values of journalists, and journalists’ literary interests and ambitions. He also has been a contributor to the professional media review, Columbia Journalism Review.
Underwood teaches courses in journalism ethics, journalism and literature, press and politics, and narrative journalism, where advanced journalism students have the chance to practice “new” or “literary” narrative journalism. He joined the UW communication faculty in 1987 after a thirteen-year career as a political and investigative journalist for The Seattle Times, the Gannett News Service’s Washington, D. C. bureau, and the Lansing (Mich.) State Journal.
Literary Journalism in British and American Prose: An Historical Overview. McFarland. 2019.
“Literary Journalism and American Magazines,” in William Dow and Roberta Maguire, eds., The Routledge Companion to American Literary Journalism. Routledge. 2019.
“Ethics, Religion, and American Journalism: Their Roles within Political Dialogue and the Peacemaking Process,” in Xenia Zeiler and Kerstin Radde-Antweiler, eds., The Routledge Handbook of Religion and Journalism. Routledge. 2019.
The Undeclared War between Journalism and Fiction: Journalists as Genre Benders in Literary History. Palgrave Macmillan. 2013. (Finalist, Frank Luther Mott Research Book Award, Kappa Tau Alpha, national honor society for journalism scholarship.)
“Fame and the Fate of Celebrity: The Trauma of the Lionized Journalist-Literary Figure,” in Mark Canada, ed., Literature and Journalism: Inspirations, Intersections, and Invention from Ben Franklin to Stephen Colbert. Palgrave Macmillan. 2013.
“Religion in Print,” in Diane Winston, ed., The Oxford Handbook of Religion and the American News Media. Oxford University Press. 2012.
Chronicling Trauma: Journalists and Writers on Violence and Loss. University of Illinois Press. 2011.
Journalism and the Novel: Truth and Fiction, 1700-2000. Cambridge University Press. 2008.
“Transcending the News: Religious Ambivalence among Famous Journalist-Literary Figures and Literature as the Uncertain Path to Immortality.” Journal of Media and Religion. 2007.
“Depression, Drink, and Dissipation: The Troubled Inner World of Famous Journalist-Literary Figures and Art as the Ultimate Stimulant.” Journalism History. 2007.
“Journalists with Literary Ambitions No Less Satisfied with Their Jobs.” Newspaper Research Journal. 2006. With Dana Bagwell.
From Yahweh to Yahoo!: The Religious Roots of the Secular Press. University of Illinois Press. 2002.
“Are Journalists Really Irreligious?: A Multidimensional Analysis.” Journalism and Mass Communication Quarterly. 2001. With Keith Stamm.
“Secularists or Modern Day Prophets?: Journalists’ Ethics and the Judeo-Christian Tradition.” Journal of Mass Media Ethics. 2001.
“Reporting and the Push for Market-Oriented Journalism: Media Organizations as Businesses,” in W. Lance Bennett and Robert M. Entman, eds., Mediated Politics: Communication in the Future of Democracy.
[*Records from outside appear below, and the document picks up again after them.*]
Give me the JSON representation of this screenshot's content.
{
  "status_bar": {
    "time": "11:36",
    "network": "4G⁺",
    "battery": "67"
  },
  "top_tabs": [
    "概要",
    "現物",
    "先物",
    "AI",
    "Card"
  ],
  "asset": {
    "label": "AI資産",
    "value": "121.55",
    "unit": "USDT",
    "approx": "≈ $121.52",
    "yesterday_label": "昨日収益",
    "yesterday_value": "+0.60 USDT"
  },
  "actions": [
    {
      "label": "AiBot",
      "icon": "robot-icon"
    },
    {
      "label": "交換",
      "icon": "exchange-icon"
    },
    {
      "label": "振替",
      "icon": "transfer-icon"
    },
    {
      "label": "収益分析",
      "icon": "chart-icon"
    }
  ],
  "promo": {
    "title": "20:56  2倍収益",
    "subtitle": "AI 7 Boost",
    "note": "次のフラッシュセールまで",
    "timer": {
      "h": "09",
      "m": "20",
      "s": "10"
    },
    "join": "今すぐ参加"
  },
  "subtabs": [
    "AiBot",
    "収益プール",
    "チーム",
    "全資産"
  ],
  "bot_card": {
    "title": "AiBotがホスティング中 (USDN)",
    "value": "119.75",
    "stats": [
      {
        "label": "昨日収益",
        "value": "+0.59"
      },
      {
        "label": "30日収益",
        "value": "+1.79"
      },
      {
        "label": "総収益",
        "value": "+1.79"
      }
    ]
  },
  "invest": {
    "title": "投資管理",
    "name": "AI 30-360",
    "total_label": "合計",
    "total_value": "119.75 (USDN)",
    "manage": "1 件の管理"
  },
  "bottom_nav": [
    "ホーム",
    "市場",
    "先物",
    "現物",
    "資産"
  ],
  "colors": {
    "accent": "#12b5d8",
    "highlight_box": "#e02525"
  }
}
Cambridge University Press. 2001.
“Market Research and the Audience for Political News,” in Doris Graber, Denis McQuail, and Pippa Norris, eds., The Politics of News; The News of Politics. Congressional Quarterly Press. 1998.
“Assembly-Line Journalism.” Columbia Journalism Review. 1998.
“How Pagination Affects Job Satisfaction of Editors.” Journalism Quarterly. 1995. With Keith Stamm and C. Anthony Giffard.
When MBAs Rule the Newsroom: How the Marketers and Managers Are Reshaping Today’s Media. Columbia University Press. 1993.
“The Model of the Reader-Driven Newsroom.” Columbia Journalism Review. 1993.
“Reinventing the Media: The Newspapers’ Identity Crisis.” Columbia Journalism Review. 1992.
“Balancing Business with Journalism: Newsroom Policies at 12 West Coast Newspapers.” Journalism Quarterly. 1992. With Keith Stamm.
“When MBAs Rule the Newsroom.” Columbia Journalism Review. 1988.